▶ TASK DESCRIPTION
The lines wanted are those in the data below that include "ffffff".

Page and application data records
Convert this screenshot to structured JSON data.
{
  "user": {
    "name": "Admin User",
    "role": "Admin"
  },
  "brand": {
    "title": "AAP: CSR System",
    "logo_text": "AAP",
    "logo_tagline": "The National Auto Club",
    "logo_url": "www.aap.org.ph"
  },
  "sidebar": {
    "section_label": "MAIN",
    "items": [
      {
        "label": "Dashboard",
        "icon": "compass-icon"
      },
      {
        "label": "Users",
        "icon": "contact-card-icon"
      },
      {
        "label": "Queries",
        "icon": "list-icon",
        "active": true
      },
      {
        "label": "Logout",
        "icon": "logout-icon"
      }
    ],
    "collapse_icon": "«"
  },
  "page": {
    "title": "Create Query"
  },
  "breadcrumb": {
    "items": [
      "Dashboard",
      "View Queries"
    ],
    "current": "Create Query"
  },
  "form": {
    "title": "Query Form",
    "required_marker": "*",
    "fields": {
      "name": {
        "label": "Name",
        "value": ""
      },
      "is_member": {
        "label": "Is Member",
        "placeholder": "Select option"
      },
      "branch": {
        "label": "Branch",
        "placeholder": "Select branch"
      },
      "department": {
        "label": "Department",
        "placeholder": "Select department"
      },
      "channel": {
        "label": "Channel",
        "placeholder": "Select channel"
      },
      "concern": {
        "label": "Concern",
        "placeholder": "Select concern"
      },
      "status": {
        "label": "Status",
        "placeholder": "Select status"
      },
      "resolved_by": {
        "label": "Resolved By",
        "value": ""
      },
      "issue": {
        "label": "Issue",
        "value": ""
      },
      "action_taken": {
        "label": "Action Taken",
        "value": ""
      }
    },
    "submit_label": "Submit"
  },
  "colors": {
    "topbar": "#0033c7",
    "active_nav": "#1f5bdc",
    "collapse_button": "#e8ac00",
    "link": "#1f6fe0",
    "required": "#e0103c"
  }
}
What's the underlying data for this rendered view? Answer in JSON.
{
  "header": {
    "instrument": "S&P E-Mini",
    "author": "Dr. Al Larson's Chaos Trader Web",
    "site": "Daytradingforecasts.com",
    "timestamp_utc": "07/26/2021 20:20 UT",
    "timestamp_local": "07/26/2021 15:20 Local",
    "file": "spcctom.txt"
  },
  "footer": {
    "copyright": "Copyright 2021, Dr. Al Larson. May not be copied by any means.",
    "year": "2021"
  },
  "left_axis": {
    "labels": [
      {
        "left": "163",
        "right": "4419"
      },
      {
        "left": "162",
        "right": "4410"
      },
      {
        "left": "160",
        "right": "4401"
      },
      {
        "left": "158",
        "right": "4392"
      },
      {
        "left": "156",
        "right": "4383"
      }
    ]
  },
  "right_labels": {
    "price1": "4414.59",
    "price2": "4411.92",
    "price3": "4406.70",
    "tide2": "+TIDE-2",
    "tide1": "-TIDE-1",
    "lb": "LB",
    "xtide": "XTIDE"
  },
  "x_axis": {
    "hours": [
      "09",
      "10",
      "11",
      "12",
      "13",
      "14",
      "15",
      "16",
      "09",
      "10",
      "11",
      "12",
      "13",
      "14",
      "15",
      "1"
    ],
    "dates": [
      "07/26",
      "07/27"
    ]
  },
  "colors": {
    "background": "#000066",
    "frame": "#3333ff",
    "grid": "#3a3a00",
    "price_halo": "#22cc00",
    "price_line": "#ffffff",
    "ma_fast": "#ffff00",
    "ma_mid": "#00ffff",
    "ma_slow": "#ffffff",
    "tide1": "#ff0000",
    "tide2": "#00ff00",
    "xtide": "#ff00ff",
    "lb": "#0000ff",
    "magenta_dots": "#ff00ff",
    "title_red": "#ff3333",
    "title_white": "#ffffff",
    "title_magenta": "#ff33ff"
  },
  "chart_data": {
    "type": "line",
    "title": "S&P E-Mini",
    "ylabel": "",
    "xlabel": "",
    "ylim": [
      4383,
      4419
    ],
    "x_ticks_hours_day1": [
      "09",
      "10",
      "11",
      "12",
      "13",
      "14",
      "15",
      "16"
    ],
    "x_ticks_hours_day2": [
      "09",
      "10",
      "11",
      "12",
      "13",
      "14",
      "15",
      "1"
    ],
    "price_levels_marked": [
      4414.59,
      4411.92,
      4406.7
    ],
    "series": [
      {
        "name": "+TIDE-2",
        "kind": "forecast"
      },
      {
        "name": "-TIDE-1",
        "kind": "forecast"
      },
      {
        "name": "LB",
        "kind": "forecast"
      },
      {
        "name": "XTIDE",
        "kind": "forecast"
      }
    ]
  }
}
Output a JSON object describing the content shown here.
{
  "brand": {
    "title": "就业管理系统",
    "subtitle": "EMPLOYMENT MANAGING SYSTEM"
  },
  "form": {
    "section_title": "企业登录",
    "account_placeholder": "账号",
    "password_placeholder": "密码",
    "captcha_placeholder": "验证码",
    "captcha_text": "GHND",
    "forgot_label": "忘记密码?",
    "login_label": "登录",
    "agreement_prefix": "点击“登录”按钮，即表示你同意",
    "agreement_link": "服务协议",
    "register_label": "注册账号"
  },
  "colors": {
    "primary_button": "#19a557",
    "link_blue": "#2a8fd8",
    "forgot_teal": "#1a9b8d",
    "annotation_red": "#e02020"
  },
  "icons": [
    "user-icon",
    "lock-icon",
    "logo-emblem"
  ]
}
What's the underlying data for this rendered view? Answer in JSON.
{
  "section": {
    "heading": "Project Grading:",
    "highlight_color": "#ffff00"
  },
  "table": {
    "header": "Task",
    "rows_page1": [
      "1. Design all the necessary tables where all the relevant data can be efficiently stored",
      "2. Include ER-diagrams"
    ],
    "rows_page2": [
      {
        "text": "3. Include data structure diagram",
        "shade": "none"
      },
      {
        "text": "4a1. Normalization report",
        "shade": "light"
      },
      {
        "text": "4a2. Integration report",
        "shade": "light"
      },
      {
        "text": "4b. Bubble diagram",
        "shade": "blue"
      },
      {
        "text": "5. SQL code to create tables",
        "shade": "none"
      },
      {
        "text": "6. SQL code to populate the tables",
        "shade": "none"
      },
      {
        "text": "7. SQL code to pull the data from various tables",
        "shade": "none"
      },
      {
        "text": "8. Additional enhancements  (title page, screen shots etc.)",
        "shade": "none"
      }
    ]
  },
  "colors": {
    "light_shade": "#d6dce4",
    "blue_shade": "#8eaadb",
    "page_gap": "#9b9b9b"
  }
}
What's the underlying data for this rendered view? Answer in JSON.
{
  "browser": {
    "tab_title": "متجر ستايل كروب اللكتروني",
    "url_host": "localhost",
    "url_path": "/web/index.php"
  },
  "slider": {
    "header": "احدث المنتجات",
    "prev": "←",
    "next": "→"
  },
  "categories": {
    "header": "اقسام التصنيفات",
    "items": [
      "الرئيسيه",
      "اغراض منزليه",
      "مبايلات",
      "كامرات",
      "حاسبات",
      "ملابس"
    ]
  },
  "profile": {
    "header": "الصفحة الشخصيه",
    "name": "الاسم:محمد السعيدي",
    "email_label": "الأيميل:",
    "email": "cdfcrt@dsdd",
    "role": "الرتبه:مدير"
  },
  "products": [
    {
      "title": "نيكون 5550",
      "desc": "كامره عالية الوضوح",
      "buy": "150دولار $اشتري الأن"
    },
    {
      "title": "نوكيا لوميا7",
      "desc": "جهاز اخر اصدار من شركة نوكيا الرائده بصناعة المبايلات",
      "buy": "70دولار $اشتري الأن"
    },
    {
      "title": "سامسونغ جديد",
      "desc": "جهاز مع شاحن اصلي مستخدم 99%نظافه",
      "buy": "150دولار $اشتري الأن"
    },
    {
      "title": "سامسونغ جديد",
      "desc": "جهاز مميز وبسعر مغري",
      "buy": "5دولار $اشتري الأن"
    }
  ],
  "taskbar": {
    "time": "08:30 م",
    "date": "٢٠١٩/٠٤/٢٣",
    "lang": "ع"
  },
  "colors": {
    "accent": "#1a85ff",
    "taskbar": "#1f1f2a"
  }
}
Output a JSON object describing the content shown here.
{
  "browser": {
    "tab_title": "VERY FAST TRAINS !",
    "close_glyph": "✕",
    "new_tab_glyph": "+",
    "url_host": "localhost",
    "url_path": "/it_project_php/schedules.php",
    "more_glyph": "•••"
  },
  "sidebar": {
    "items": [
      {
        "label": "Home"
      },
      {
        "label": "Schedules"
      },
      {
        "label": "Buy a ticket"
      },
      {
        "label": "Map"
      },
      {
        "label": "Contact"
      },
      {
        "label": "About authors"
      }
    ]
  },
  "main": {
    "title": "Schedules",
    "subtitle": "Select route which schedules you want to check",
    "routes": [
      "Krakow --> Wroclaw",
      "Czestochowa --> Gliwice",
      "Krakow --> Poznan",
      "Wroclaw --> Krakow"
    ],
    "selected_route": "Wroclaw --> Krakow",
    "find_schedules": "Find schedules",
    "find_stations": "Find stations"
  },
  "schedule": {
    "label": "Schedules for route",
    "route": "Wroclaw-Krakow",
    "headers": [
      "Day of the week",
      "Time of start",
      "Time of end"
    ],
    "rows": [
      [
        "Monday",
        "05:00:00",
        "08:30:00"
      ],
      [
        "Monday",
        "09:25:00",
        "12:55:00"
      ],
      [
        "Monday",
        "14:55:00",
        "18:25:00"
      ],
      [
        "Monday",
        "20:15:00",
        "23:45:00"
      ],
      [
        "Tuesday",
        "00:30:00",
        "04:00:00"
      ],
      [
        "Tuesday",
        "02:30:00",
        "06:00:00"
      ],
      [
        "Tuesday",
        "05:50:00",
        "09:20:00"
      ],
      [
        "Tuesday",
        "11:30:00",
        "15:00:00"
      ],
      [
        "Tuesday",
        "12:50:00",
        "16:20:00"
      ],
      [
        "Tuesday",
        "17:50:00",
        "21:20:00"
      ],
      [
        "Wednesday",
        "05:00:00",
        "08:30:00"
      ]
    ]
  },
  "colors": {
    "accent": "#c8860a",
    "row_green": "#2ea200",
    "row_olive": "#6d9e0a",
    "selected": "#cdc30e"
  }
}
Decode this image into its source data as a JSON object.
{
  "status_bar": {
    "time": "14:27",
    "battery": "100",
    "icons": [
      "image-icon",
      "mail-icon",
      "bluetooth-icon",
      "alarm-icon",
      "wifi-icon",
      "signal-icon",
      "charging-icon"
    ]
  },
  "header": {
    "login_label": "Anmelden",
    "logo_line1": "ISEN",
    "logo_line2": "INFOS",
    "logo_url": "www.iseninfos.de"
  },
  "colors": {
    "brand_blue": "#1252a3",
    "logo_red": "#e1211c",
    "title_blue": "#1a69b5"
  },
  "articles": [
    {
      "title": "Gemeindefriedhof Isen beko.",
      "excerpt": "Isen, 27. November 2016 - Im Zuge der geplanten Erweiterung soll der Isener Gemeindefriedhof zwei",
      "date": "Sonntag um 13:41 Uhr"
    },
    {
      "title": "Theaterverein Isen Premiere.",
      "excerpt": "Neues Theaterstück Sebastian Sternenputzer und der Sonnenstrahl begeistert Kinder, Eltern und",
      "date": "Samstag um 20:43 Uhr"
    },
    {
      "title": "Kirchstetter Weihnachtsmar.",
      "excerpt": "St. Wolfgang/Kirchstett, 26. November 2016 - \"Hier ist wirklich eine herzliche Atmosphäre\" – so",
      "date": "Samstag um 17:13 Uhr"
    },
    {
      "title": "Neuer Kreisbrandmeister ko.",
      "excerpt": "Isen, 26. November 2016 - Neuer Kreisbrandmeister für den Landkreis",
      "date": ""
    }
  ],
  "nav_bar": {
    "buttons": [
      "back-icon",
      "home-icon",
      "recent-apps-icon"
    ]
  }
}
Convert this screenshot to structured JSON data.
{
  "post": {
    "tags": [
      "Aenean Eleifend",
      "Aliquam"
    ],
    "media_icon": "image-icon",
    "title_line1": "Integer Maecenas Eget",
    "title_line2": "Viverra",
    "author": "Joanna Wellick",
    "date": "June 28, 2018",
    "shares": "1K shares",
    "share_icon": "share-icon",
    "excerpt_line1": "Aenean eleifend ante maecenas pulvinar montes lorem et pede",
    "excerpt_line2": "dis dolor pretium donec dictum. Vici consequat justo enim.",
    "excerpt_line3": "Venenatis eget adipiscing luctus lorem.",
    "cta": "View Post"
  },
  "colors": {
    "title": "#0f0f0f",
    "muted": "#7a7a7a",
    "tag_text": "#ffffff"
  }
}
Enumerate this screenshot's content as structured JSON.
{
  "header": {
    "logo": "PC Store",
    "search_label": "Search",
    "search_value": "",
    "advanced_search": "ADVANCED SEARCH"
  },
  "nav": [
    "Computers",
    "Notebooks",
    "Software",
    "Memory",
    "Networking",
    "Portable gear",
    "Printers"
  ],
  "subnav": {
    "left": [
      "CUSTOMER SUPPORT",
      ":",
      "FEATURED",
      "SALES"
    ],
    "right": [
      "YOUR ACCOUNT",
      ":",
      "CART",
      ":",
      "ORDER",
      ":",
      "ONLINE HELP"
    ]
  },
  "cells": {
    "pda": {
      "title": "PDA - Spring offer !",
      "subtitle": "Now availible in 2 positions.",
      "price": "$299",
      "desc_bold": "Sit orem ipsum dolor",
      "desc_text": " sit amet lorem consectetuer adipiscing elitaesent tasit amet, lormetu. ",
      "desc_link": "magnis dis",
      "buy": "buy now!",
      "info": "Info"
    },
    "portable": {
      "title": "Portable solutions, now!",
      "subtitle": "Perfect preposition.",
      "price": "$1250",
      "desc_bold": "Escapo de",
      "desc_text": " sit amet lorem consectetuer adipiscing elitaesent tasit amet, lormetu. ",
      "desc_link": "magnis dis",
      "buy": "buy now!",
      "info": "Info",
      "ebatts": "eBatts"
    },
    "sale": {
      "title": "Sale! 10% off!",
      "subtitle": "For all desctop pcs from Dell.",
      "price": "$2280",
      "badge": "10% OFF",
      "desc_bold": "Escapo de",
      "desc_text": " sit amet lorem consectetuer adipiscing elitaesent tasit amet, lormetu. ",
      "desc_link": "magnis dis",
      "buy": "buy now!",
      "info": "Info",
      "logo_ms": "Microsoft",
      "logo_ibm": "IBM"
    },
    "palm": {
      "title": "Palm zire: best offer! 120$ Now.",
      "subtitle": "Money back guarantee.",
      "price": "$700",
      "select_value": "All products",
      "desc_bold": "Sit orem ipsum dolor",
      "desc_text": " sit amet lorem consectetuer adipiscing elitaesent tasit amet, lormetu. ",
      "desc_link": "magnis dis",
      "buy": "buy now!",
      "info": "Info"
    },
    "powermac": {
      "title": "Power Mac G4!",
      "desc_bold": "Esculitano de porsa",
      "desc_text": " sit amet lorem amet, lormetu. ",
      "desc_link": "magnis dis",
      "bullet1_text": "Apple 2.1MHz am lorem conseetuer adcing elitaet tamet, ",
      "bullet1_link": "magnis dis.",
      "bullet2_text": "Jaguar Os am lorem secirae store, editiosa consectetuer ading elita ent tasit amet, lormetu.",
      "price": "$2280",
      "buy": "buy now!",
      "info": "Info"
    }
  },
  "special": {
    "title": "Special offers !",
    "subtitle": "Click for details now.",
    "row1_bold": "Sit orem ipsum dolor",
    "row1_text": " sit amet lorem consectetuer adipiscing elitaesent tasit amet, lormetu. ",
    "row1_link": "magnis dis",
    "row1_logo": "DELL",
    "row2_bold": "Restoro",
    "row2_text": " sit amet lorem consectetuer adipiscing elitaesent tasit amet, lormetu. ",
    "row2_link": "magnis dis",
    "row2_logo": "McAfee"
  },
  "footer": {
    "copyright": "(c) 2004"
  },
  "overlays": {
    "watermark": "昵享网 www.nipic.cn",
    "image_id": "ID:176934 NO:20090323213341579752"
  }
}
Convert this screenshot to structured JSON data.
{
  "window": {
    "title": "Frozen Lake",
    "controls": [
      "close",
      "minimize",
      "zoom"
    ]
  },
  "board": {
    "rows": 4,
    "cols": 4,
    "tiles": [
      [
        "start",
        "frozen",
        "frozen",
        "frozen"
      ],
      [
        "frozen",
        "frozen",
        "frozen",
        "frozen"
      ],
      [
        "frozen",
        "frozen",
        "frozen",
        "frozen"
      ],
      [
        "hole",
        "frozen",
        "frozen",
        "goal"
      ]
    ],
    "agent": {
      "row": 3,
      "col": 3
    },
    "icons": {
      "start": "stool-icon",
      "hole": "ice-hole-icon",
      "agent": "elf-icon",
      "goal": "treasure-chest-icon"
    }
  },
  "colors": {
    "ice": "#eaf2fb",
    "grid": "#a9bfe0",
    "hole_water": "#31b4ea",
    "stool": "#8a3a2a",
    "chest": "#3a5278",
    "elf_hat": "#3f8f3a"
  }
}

▶ FINISHED TASK
    "price_line": "#ffffff",
    "ma_slow": "#ffffff",
    "title_white": "#ffffff",
    "tag_text": "#ffffff"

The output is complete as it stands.